“Persistent nudges of grace guiding the inward journey to gratitude and freedom.”

The Edwards family welcomed their first born, Marlene, on January 2, 1933 in Madison, Wisconsin. Her mother, Loretta Gill, came from a large Irish-Catholic family descended from John Gill, a 17th century settler in Maine. William Henry Edwards, Marlene’s father, was a member of the Army Reserve Corps which necessitated eight moves by the time Marlene was in eighth grade.

In spite of all these moves, Marlene’s mother made sure she attended Catholic schools wherever they were located: Muskegon, Michigan; Atlanta, Georgia; and Madison, Wisconsin. Until the age of fourteen, when her sister was born, Marlene as an only child became, in her own words, “independent, responsible, self-willed, and socially inept.”

Marlene first considered religious life when she was a fourth grader. Her mother’s extended family included a Dominican aunt, a first cousin who was a monsignor, and other cousins who were Jesuits. Marlene attended high school at St. Mary, Muskegon, where her teachers were Grand Rapids Dominicans. At the age of 17 she joined the Dominican Sisters at Marywood.

The prayer schedule in religious life was a challenge for Sister Marlene. In her own words: “I am a night person and do not function at all well in the early morning. I came to rely heavily on my own ideas and developed skills at getting my own way.” After Vatican II, the prayer schedule changed, lending itself more amenable for Marlene’s rhythm. Over time she became aware of how much God loved her even when she did not know it.

After her first profession in 1952, Sister Marlene began a long career of service in Catholic schools and parishes as a teacher, principal, pastoral team member, and director of religious education at Blessed Sacrament, St. Thomas and St. Peter & Paul, Grand Rapids; St. Mary, Hannah; St. Joseph and Catholic Central, Muskegon; St. Francis, Traverse City; Holy Cross, Santa Cruz; St. Mary, Kingsley; Holy Trinity, Alpine; St. Alfred, Taylor; Holy Rosary, Bay City; St. Michael, Pinconning; St. John, Albion; and Our Lady of Perpetual Help, Chesaning.

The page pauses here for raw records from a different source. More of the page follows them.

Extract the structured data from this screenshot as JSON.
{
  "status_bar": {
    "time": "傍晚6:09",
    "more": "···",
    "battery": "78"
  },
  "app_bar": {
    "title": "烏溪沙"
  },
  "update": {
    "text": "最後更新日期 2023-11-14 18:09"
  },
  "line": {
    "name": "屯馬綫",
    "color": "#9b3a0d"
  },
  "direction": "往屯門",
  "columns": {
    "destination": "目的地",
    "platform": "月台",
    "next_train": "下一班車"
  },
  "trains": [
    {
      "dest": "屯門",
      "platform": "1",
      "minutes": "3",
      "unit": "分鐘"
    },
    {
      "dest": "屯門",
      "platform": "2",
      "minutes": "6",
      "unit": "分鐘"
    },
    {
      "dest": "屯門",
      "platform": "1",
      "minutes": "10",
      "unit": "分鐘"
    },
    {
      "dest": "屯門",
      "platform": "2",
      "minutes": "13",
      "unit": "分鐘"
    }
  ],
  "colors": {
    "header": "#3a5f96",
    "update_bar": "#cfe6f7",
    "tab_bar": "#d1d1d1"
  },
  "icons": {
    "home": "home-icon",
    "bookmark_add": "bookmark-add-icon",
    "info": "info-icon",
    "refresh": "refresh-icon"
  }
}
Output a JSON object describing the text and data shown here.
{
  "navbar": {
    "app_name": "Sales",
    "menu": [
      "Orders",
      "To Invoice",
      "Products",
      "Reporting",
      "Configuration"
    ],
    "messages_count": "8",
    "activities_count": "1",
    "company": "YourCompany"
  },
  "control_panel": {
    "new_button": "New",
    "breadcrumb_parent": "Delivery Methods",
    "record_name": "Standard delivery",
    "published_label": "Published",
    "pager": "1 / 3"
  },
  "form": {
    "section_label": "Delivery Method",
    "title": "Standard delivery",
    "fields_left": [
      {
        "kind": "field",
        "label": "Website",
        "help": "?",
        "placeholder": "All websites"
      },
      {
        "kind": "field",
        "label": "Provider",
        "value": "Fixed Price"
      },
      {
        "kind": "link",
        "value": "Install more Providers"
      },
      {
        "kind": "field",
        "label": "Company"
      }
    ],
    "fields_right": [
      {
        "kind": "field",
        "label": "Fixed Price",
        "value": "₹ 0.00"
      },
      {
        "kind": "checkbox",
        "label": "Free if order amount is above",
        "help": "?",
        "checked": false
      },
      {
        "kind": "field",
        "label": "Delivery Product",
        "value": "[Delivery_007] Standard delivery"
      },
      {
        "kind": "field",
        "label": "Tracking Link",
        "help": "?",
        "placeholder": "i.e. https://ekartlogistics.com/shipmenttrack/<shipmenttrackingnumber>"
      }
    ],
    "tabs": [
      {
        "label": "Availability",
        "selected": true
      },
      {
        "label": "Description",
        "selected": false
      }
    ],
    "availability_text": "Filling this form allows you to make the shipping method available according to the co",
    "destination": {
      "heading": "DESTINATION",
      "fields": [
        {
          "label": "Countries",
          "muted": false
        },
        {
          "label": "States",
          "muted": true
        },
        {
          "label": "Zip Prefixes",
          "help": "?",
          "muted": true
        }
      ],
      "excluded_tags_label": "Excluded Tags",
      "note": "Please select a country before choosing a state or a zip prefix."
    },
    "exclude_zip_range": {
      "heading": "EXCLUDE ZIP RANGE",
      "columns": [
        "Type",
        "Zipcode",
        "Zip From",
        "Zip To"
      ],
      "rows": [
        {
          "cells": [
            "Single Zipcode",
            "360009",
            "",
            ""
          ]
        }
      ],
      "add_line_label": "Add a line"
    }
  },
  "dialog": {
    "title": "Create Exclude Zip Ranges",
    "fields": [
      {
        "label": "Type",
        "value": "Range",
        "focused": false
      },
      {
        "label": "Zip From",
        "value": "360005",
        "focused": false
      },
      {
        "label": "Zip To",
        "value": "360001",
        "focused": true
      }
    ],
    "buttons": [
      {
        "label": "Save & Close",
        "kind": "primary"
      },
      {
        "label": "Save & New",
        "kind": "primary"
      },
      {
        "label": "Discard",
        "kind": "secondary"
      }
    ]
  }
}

Sister Marlene received a B.A. and M.A. in Religious Education from Aquinas College and an M.A. in Elementary Administration from Central Michigan University.

In a reflection, Sister Marlene related a pivotal moment in her life. “In 1970 I accidentally signed up for a Charismatic Retreat at our motherhouse. (God’s ‘accidents’ have been good for me!) My prayer life opened up and I learned to praise, to focus, to discern, and to listen.” Later, at the age of 62, she met a spiritual director who helped her know the gift of God’s love, mercy, compassion, and healing. “My heart has changed. I am less of a head person and more of a heart person now. . . I hunger for a deeper relationship with my Lord.”

Sister Marlene was able to help care for her aging mother, who had moved to her sister’s home in Texas, and both daughters were present when their mother died, soon after Christmas in 1996. This period with her mother was a great blessing for Sister Marlene as it gave her time to reflect on the events of her early life at home.

Sister Marlene enjoyed a sabbatical year for study and personal growth in 1999. She designed a year of renewal through travel, prayer, holistic health, educational opportunities, and service. Through this year and subsequent retreat opportunities, she grew in self-knowledge, awareness, and a deeper prayer life.

After retiring from full-time ministry, Sister Marlene resided at Marywood, where she assisted the house administrator and coordinated religious education at St. Dominic Parish. She also served as spiritual director and referral coordinator for Dominican Center at Marywood, and for several years was a member of the Common Life Team.

Sister Marlene enjoyed travel, reading, and sewing. She was a fine artist and writer. She enjoyed science and cooking as well.

At the time of her golden jubilee (2001) she wrote: “Celebrate with me the many graces and blessings that God has bestowed on me. My Sisters, family, my friends, know that you have been, and are, the greatest gift of all. As my life journey continues you give me hope. Be assured that my gratitude continues.”

Sr. Marlene is survived by her sister Cheryl (James) Burzynski; nephews, many friends and members of her Dominican Community.